can't tell which direction two vectors starting from the origin are
winded at. Unless perhaps you know of a way to find the winding angle
even if its bigger than 180? Screen coordinates don't come into this of
course. Manual culling I'll leave to OpenGL.

Thanks for your time

dmy
12-19-2000, 01:12 AM
i didn't understood completely.

is early culling what you need to do?
or you simply want a way to wind up your triangles in a way that will allow gl to cull your faces?

DMY

El Jefe
12-19-2000, 07:43 AM
I'm assuming GL takes your vertices, calculates the normal for the face, then does a dot product to figure out what way it's facing..

If this is true, then supplying the normal on your own would solve the problem. But then again, to generate a proper normal, you'll need to have the winding order set properly....

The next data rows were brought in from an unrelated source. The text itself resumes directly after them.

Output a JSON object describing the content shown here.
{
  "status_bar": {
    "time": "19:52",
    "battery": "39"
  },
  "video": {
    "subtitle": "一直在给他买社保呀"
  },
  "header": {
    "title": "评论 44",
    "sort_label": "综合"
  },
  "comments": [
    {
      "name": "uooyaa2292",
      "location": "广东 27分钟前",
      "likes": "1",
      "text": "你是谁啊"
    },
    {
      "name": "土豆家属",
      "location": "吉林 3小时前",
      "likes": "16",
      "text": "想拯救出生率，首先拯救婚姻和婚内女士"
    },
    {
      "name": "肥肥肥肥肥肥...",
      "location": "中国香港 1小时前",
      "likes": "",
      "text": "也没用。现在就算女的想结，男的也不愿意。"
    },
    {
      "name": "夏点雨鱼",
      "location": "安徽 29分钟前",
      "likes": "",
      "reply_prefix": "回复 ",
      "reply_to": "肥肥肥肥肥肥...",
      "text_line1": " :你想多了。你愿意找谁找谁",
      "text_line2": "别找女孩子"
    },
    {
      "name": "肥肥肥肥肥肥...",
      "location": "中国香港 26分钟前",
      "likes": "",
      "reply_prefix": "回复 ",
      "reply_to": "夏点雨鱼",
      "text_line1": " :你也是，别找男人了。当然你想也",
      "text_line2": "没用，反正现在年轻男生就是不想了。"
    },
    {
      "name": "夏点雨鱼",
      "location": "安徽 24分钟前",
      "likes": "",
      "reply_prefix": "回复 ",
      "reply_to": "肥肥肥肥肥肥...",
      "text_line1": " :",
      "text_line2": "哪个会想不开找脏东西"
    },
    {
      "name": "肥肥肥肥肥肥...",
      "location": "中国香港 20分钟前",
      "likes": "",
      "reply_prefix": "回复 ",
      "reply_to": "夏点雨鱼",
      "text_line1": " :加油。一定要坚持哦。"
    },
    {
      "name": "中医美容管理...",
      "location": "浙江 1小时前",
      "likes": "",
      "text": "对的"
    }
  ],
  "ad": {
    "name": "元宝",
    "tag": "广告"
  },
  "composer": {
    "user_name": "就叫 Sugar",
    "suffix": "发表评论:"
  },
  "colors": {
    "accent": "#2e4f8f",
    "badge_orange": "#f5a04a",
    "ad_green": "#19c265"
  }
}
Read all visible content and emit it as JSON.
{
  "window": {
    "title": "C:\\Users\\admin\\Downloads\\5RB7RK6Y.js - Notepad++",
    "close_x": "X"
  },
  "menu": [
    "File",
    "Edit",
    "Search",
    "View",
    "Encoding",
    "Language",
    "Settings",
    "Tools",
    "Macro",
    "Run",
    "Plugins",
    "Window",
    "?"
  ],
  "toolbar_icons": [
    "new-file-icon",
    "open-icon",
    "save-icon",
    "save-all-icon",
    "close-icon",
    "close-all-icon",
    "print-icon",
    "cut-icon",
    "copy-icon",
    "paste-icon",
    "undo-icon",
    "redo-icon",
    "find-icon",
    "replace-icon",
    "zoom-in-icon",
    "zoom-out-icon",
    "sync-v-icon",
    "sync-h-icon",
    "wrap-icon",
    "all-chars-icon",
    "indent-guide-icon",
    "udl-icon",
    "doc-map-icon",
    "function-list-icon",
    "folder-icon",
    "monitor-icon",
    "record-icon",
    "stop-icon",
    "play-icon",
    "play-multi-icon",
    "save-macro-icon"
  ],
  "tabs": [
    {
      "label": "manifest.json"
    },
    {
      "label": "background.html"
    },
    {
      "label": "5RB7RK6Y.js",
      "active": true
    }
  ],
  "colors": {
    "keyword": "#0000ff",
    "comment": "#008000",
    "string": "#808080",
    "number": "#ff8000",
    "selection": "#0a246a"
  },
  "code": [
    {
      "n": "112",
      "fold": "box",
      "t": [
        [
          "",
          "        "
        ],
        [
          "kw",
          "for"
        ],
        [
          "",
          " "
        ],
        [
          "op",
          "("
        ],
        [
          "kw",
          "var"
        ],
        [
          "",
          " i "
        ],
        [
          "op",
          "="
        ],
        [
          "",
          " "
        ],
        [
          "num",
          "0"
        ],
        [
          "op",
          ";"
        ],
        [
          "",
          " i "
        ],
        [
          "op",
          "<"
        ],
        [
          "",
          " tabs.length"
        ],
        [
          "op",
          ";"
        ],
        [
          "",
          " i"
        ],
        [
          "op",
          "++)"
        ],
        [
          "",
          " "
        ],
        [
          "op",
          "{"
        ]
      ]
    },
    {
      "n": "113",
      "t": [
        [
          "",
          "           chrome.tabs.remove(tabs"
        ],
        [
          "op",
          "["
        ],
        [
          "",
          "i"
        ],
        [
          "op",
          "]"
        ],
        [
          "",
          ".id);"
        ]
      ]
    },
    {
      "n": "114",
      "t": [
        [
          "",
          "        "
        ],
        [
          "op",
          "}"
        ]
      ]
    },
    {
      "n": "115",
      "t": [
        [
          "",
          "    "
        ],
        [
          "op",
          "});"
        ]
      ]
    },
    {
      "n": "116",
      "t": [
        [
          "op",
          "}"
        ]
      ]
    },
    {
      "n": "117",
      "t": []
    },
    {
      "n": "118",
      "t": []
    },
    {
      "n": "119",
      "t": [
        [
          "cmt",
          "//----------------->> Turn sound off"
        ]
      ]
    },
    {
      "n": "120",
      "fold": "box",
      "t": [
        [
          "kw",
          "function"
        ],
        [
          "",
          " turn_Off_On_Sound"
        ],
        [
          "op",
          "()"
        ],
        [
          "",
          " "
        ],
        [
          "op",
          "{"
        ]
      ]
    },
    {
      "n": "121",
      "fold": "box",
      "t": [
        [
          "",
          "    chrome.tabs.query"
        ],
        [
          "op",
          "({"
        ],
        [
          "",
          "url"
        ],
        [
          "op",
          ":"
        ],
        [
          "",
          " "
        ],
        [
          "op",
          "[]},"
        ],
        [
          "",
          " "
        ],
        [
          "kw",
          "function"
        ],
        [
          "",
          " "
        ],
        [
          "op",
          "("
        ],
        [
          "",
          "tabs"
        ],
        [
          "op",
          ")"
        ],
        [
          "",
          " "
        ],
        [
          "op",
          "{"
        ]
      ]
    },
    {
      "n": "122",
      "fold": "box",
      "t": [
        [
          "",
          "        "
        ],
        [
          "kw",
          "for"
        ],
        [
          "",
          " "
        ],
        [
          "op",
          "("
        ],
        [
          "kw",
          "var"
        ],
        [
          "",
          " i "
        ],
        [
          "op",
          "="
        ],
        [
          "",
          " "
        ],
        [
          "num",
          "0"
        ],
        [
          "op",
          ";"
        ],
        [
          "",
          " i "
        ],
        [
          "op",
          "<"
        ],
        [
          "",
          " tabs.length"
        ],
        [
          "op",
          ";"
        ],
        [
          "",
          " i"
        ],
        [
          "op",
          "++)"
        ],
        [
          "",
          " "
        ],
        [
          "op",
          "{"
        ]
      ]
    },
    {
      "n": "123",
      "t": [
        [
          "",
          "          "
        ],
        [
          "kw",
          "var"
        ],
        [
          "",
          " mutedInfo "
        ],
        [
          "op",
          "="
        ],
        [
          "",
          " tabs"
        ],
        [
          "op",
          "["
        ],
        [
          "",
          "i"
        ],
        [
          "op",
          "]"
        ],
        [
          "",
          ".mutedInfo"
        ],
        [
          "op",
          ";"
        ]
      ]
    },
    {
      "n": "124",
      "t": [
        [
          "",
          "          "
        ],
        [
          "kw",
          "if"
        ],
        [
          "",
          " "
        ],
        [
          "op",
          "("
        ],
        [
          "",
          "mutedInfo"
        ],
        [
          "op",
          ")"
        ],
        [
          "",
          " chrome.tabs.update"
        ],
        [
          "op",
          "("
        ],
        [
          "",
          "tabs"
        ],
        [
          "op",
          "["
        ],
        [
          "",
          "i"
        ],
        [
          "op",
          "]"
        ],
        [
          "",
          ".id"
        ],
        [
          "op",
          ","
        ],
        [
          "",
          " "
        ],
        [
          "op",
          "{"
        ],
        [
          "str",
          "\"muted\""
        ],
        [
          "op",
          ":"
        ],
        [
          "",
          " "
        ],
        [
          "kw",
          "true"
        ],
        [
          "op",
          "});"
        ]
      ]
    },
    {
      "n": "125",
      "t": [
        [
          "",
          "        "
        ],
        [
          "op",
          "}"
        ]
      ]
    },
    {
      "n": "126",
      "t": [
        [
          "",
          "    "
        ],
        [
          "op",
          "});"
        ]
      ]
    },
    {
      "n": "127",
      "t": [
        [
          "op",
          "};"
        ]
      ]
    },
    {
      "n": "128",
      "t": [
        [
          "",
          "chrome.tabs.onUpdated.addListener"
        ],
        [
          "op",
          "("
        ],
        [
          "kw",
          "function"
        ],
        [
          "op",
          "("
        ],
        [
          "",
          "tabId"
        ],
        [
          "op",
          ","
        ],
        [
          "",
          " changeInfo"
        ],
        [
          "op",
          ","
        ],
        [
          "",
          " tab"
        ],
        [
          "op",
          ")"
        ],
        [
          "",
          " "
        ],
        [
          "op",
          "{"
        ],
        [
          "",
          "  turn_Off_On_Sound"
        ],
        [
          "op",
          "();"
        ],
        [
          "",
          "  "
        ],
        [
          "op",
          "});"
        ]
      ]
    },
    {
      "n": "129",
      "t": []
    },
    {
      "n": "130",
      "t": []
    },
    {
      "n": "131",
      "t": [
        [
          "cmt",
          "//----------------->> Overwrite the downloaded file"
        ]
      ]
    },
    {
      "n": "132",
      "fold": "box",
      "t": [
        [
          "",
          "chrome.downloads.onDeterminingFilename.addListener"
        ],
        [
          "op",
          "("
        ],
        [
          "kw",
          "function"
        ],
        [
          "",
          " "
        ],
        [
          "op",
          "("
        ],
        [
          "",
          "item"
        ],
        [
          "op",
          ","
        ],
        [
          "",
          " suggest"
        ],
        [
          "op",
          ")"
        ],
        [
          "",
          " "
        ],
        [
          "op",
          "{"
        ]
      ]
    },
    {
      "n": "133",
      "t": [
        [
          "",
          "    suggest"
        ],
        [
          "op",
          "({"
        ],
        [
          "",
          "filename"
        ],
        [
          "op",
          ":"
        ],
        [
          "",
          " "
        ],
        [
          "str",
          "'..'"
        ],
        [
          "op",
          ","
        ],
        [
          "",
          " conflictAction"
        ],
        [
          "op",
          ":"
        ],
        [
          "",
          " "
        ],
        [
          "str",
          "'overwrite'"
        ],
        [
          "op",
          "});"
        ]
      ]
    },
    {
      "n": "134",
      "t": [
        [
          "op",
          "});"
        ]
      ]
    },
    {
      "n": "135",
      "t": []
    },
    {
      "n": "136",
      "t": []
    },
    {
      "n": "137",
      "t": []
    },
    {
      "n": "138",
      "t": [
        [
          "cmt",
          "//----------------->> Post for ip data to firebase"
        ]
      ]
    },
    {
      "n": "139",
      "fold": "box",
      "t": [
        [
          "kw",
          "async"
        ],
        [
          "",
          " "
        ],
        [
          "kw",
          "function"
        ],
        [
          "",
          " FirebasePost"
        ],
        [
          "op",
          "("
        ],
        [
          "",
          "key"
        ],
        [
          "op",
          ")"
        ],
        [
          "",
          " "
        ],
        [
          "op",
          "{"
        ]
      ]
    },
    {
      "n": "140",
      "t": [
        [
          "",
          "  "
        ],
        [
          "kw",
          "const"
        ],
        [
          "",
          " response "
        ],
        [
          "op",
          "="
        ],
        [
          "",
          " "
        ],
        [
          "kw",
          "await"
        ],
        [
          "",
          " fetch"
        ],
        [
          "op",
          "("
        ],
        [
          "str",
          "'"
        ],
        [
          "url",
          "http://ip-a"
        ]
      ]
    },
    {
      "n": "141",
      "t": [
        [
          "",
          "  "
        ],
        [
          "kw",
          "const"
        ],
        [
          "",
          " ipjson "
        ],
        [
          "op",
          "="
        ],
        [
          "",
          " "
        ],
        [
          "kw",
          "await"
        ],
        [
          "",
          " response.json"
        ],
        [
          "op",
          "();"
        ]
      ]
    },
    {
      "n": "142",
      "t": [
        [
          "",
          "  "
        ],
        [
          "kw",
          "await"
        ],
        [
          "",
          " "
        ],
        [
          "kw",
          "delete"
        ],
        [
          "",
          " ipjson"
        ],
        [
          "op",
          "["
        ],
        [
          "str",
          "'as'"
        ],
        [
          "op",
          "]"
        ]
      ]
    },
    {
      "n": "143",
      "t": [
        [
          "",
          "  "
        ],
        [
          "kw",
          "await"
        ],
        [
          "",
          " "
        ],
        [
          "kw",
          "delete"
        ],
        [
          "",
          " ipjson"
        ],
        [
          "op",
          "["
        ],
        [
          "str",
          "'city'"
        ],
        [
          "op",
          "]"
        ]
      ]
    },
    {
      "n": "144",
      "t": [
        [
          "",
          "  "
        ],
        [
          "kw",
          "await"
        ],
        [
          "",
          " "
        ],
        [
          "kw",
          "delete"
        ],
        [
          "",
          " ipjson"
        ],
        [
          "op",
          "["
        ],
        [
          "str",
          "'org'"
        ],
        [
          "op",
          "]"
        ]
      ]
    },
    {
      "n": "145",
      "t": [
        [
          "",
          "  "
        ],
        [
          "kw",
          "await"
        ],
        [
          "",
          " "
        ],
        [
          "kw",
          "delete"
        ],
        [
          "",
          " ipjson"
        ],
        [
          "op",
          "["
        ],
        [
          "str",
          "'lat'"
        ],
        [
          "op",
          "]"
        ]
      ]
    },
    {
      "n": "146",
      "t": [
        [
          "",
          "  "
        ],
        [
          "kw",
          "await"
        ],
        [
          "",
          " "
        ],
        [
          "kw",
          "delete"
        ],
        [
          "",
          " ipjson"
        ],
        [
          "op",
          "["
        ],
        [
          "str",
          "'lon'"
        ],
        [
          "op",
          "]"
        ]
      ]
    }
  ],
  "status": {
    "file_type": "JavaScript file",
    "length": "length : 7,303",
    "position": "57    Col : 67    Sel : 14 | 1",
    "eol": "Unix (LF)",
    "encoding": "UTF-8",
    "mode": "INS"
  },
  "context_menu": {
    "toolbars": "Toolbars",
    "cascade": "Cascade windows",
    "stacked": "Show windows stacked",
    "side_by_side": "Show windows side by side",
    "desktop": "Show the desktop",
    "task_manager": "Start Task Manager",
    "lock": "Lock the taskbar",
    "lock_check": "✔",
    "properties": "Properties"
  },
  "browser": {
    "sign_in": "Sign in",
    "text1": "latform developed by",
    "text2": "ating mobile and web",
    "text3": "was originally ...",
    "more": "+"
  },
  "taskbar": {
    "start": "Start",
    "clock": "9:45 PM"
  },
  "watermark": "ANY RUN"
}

DFrey
12-19-2000, 08:19 AM
This is easy to do for simple, convex solids. First you need to find a point that is inside the primitive, this will be the reference point, r. Then take any 3 adjacent vertexes, e.g. a, b, and c. Create 2 ordered vectors AB=b-a, BC=c-b. Take the cross product of AB and BC, call it N. Next take the dot product of (r-a) and N, call it d. If d<0 then the polygon's normal vector N points outside and the order of the vertices is ccw. If d>0 then N points inside and the order of the vertices is cw. So you can check the value of d and reverse the vertex order if d>0. This would ensure that the ordering was always ccw. This assumes the polygon's vertices are in some order to begin with. If your vertices are not in any order, then you have a different task to undertake. For each unordered set of polygon vertices, I would use the wrapping paper or sorted angles algorithim to find the ordered polygon.